:: WORK REQUEST ::
Start to finish, return the listing below exactly, pictures excluded.

:: AVAILABLE DATA ::
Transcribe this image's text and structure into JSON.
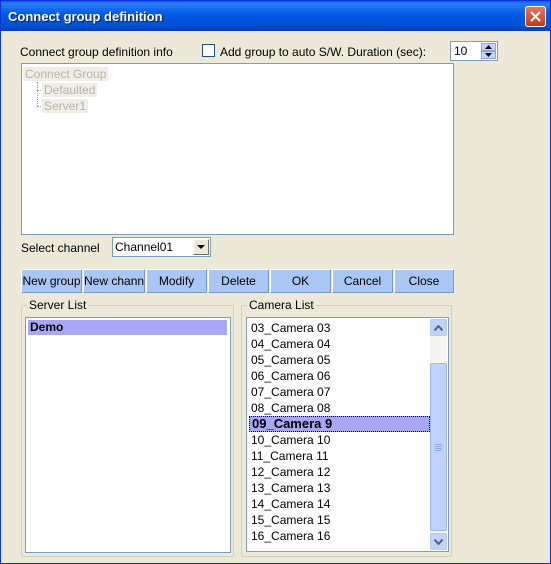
{
  "window": {
    "title": "Connect group definition",
    "close_icon": "close-x-icon"
  },
  "info": {
    "label": "Connect group definition info",
    "auto_sw_label": "Add group to auto S/W. Duration (sec):",
    "auto_sw_checked": false,
    "duration_value": "10"
  },
  "tree": {
    "root": "Connect Group",
    "children": [
      "Defaulted",
      "Server1"
    ]
  },
  "channel": {
    "label": "Select channel",
    "value": "Channel01"
  },
  "buttons": {
    "new_group": "New group",
    "new_channel": "New channel",
    "modify": "Modify",
    "delete": "Delete",
    "ok": "OK",
    "cancel": "Cancel",
    "close": "Close"
  },
  "server_list": {
    "title": "Server List",
    "items": [
      "Demo"
    ],
    "selected": "Demo"
  },
  "camera_list": {
    "title": "Camera List",
    "items": [
      "03_Camera 03",
      "04_Camera 04",
      "05_Camera 05",
      "06_Camera 06",
      "07_Camera 07",
      "08_Camera 08",
      "09_Camera 9",
      "10_Camera 10",
      "11_Camera 11",
      "12_Camera 12",
      "13_Camera 13",
      "14_Camera 14",
      "15_Camera 15",
      "16_Camera 16"
    ],
    "selected": "09_Camera 9"
  },
  "colors": {
    "selection": "#A7A7F5",
    "button_face": "#A9C7F2",
    "dialog_bg": "#ECE9D8"
  }
}
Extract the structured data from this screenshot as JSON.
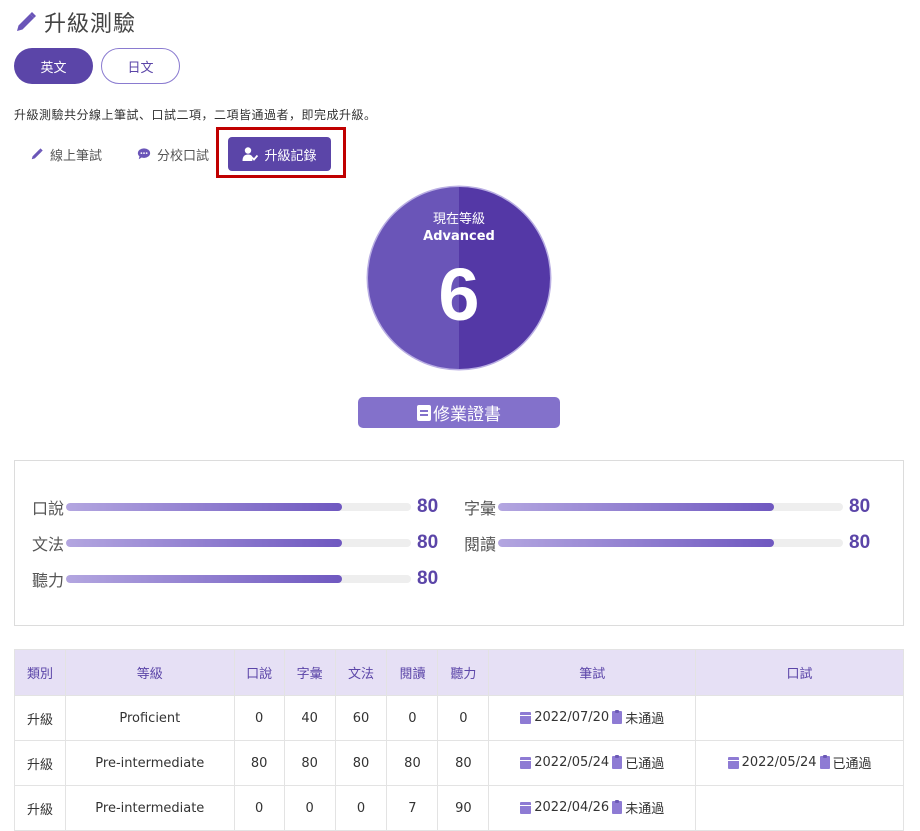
{
  "header": {
    "title": "升級測驗",
    "icon": "pencil-icon"
  },
  "language_tabs": [
    {
      "label": "英文",
      "active": true
    },
    {
      "label": "日文",
      "active": false
    }
  ],
  "description": "升級測驗共分線上筆試、口試二項，二項皆通過者，即完成升級。",
  "sub_tabs": [
    {
      "label": "線上筆試",
      "icon": "pencil-icon"
    },
    {
      "label": "分校口試",
      "icon": "chat-bubble-icon"
    },
    {
      "label": "升級記錄",
      "icon": "user-check-icon",
      "active": true
    }
  ],
  "level": {
    "label": "現在等級",
    "name": "Advanced",
    "number": "6"
  },
  "certificate_button": "修業證書",
  "scores": [
    {
      "label": "口說",
      "value": "80"
    },
    {
      "label": "字彙",
      "value": "80"
    },
    {
      "label": "文法",
      "value": "80"
    },
    {
      "label": "閱讀",
      "value": "80"
    },
    {
      "label": "聽力",
      "value": "80"
    }
  ],
  "score_max": 100,
  "table": {
    "headers": [
      "類別",
      "等級",
      "口說",
      "字彙",
      "文法",
      "閱讀",
      "聽力",
      "筆試",
      "口試"
    ],
    "rows": [
      {
        "category": "升級",
        "level": "Proficient",
        "speaking": "0",
        "vocab": "40",
        "grammar": "60",
        "reading": "0",
        "listening": "0",
        "written_date": "2022/07/20",
        "written_status": "未通過",
        "oral_date": "",
        "oral_status": ""
      },
      {
        "category": "升級",
        "level": "Pre-intermediate",
        "speaking": "80",
        "vocab": "80",
        "grammar": "80",
        "reading": "80",
        "listening": "80",
        "written_date": "2022/05/24",
        "written_status": "已通過",
        "oral_date": "2022/05/24",
        "oral_status": "已通過"
      },
      {
        "category": "升級",
        "level": "Pre-intermediate",
        "speaking": "0",
        "vocab": "0",
        "grammar": "0",
        "reading": "7",
        "listening": "90",
        "written_date": "2022/04/26",
        "written_status": "未通過",
        "oral_date": "",
        "oral_status": ""
      }
    ]
  },
  "colors": {
    "accent": "#5b45a8",
    "accent_light": "#8371cb",
    "highlight": "#c00000",
    "table_header": "#e6e0f5"
  }
}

:: RESULT OF THE EXERCISE ::
Transcribe this image's text and structure into JSON.
{
  "window": {
    "title": "Connect group definition",
    "close_icon": "close-x-icon"
  },
  "info": {
    "label": "Connect group definition info",
    "auto_sw_label": "Add group to auto S/W. Duration (sec):",
    "auto_sw_checked": false,
    "duration_value": "10"
  },
  "tree": {
    "root": "Connect Group",
    "children": [
      "Defaulted",
      "Server1"
    ]
  },
  "channel": {
    "label": "Select channel",
    "value": "Channel01"
  },
  "buttons": {
    "new_group": "New group",
    "new_channel": "New channel",
    "modify": "Modify",
    "delete": "Delete",
    "ok": "OK",
    "cancel": "Cancel",
    "close": "Close"
  },
  "server_list": {
    "title": "Server List",
    "items": [
      "Demo"
    ],
    "selected": "Demo"
  },
  "camera_list": {
    "title": "Camera List",
    "items": [
      "03_Camera 03",
      "04_Camera 04",
      "05_Camera 05",
      "06_Camera 06",
      "07_Camera 07",
      "08_Camera 08",
      "09_Camera 9",
      "10_Camera 10",
      "11_Camera 11",
      "12_Camera 12",
      "13_Camera 13",
      "14_Camera 14",
      "15_Camera 15",
      "16_Camera 16"
    ],
    "selected": "09_Camera 9"
  },
  "colors": {
    "selection": "#A7A7F5",
    "button_face": "#A9C7F2",
    "dialog_bg": "#ECE9D8"
  }
}
Extract the structured data from this screenshot as JSON.
{
  "header": {
    "title": "升級測驗",
    "icon": "pencil-icon"
  },
  "language_tabs": [
    {
      "label": "英文",
      "active": true
    },
    {
      "label": "日文",
      "active": false
    }
  ],
  "description": "升級測驗共分線上筆試、口試二項，二項皆通過者，即完成升級。",
  "sub_tabs": [
    {
      "label": "線上筆試",
      "icon": "pencil-icon"
    },
    {
      "label": "分校口試",
      "icon": "chat-bubble-icon"
    },
    {
      "label": "升級記錄",
      "icon": "user-check-icon",
      "active": true
    }
  ],
  "level": {
    "label": "現在等級",
    "name": "Advanced",
    "number": "6"
  },
  "certificate_button": "修業證書",
  "scores": [
    {
      "label": "口說",
      "value": "80"
    },
    {
      "label": "字彙",
      "value": "80"
    },
    {
      "label": "文法",
      "value": "80"
    },
    {
      "label": "閱讀",
      "value": "80"
    },
    {
      "label": "聽力",
      "value": "80"
    }
  ],
  "score_max": 100,
  "table": {
    "headers": [
      "類別",
      "等級",
      "口說",
      "字彙",
      "文法",
      "閱讀",
      "聽力",
      "筆試",
      "口試"
    ],
    "rows": [
      {
        "category": "升級",
        "level": "Proficient",
        "speaking": "0",
        "vocab": "40",
        "grammar": "60",
        "reading": "0",
        "listening": "0",
        "written_date": "2022/07/20",
        "written_status": "未通過",
        "oral_date": "",
        "oral_status": ""
      },
      {
        "category": "升級",
        "level": "Pre-intermediate",
        "speaking": "80",
        "vocab": "80",
        "grammar": "80",
        "reading": "80",
        "listening": "80",
        "written_date": "2022/05/24",
        "written_status": "已通過",
        "oral_date": "2022/05/24",
        "oral_status": "已通過"
      },
      {
        "category": "升級",
        "level": "Pre-intermediate",
        "speaking": "0",
        "vocab": "0",
        "grammar": "0",
        "reading": "7",
        "listening": "90",
        "written_date": "2022/04/26",
        "written_status": "未通過",
        "oral_date": "",
        "oral_status": ""
      }
    ]
  },
  "colors": {
    "accent": "#5b45a8",
    "accent_light": "#8371cb",
    "highlight": "#c00000",
    "table_header": "#e6e0f5"
  }
}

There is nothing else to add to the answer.